The booklet on COPD gives more details and explains the medicines used for it. To order a copy, write: Dr. Donohue – No 601, Box 536475, Orlando, FL 32853-6475. Enclose a check or money order (no cash) for $4.75 U.S./$6 Can. with the recipient’s printed name and address. Please allow four weeks for delivery.

DEAR DR. DONOHUE: Is there a period in the normal menstrual cycle in which a girl cannot get pregnant? If so, how long is it? – S.C.

This is one of many questions from the students of Mr. S.’s anatomy and physiology class in California’s San Jacinto High School. I apologize for the time it has taken me to answer these questions. I will answer more of them in the coming weeks. They were all great.

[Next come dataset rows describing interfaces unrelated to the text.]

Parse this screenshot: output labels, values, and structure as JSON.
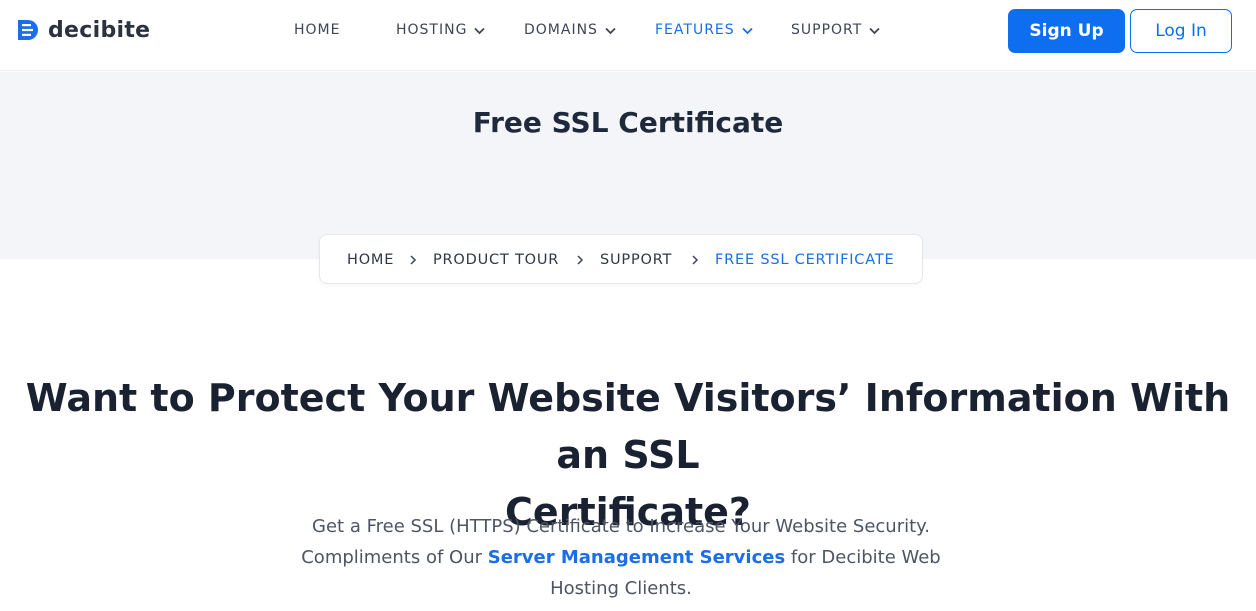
{
  "brand": {
    "name": "decibite",
    "color": "#1a6ee6"
  },
  "nav": {
    "items": [
      {
        "label": "HOME",
        "has_dropdown": false,
        "active": false
      },
      {
        "label": "HOSTING",
        "has_dropdown": true,
        "active": false
      },
      {
        "label": "DOMAINS",
        "has_dropdown": true,
        "active": false
      },
      {
        "label": "FEATURES",
        "has_dropdown": true,
        "active": true
      },
      {
        "label": "SUPPORT",
        "has_dropdown": true,
        "active": false
      }
    ],
    "signup_label": "Sign Up",
    "login_label": "Log In"
  },
  "hero": {
    "title": "Free SSL Certificate"
  },
  "breadcrumb": {
    "items": [
      "HOME",
      "PRODUCT TOUR",
      "SUPPORT",
      "FREE SSL CERTIFICATE"
    ],
    "separator_icon": "chevron-right-icon"
  },
  "main": {
    "headline_line1": "Want to Protect Your Website Visitors’ Information With an SSL",
    "headline_line2": "Certificate?",
    "lead_part1": "Get a Free SSL (HTTPS) Certificate to Increase Your Website Security. Compliments of Our ",
    "lead_link": "Server Management Services",
    "lead_part2": " for Decibite Web Hosting Clients."
  },
  "colors": {
    "accent": "#0d6ef0",
    "hero_background": "#f4f5f9",
    "text_dark": "#1e2a3b",
    "text_muted": "#4d5563"
  }
}
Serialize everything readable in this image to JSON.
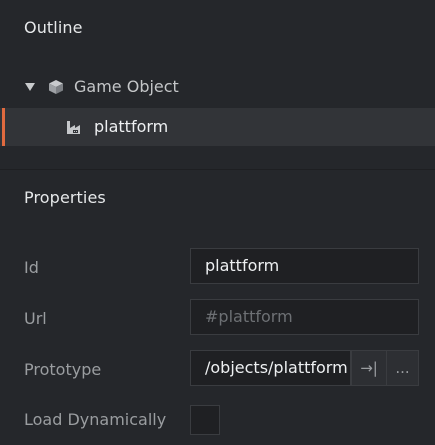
{
  "outline": {
    "title": "Outline",
    "root": {
      "label": "Game Object",
      "icon": "game-object-cube-icon"
    },
    "child": {
      "label": "plattform",
      "icon": "collection-factory-icon"
    },
    "selection_color": "#e06a3f"
  },
  "properties": {
    "title": "Properties",
    "id": {
      "label": "Id",
      "value": "plattform"
    },
    "url": {
      "label": "Url",
      "placeholder": "#plattform"
    },
    "prototype": {
      "label": "Prototype",
      "value": "/objects/plattform",
      "goto_icon": "→|",
      "browse_label": "..."
    },
    "load_dynamically": {
      "label": "Load Dynamically",
      "checked": false
    }
  }
}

Ovulation is a requisite for pregnancy. It occurs around day 14 of a 28-day menstrual cycle. An ovum (egg) has a 24-hour period in which it can be fertilized. The “fertile window” is considered to extend from day eight to day 19 for a woman who has a menstrual period of 26 to 32 days. Those are the days most likely for fertilization to take place.

All of this is not as exact as it sounds. The human body doesn’t work like a robot, so rough approximations are the best that can be given. A woman can determine when she has ovulated by testing for luteinizing hormone. Egg release occurs after a surge of that hormone. Commercial kits are available for this testing. Basal body temperature is another way to ascertain the timing of the release of an egg. Body temperature rises by 0.58 F after ovulation. Basal body thermometers are also commercially available.

DEAR DR. DONOHUE: Why are people shy? – E.B.

Genes and the early family and social environment work together to produce shyness. In the extreme, shyness is called social anxiety disorder, a condition in which people dread social contact and become sweaty, frightened, tremulous and dizzy when forced to engage in such contact.

Dr. Donohue regrets that he is unable to answer individual letters, but he will incorporate them in his column whenever possible. Readers may write him or request an order form of available health newsletters at P.O. Box 536475, Orlando, FL 32853-6475. Readers may also order health newsletters from

Only subscribers are eligible to post comments. Please subscribe or login first for digital access. Here’s why.

Use the form below to reset your password. When you've submitted your account email, we will send an email with a reset code.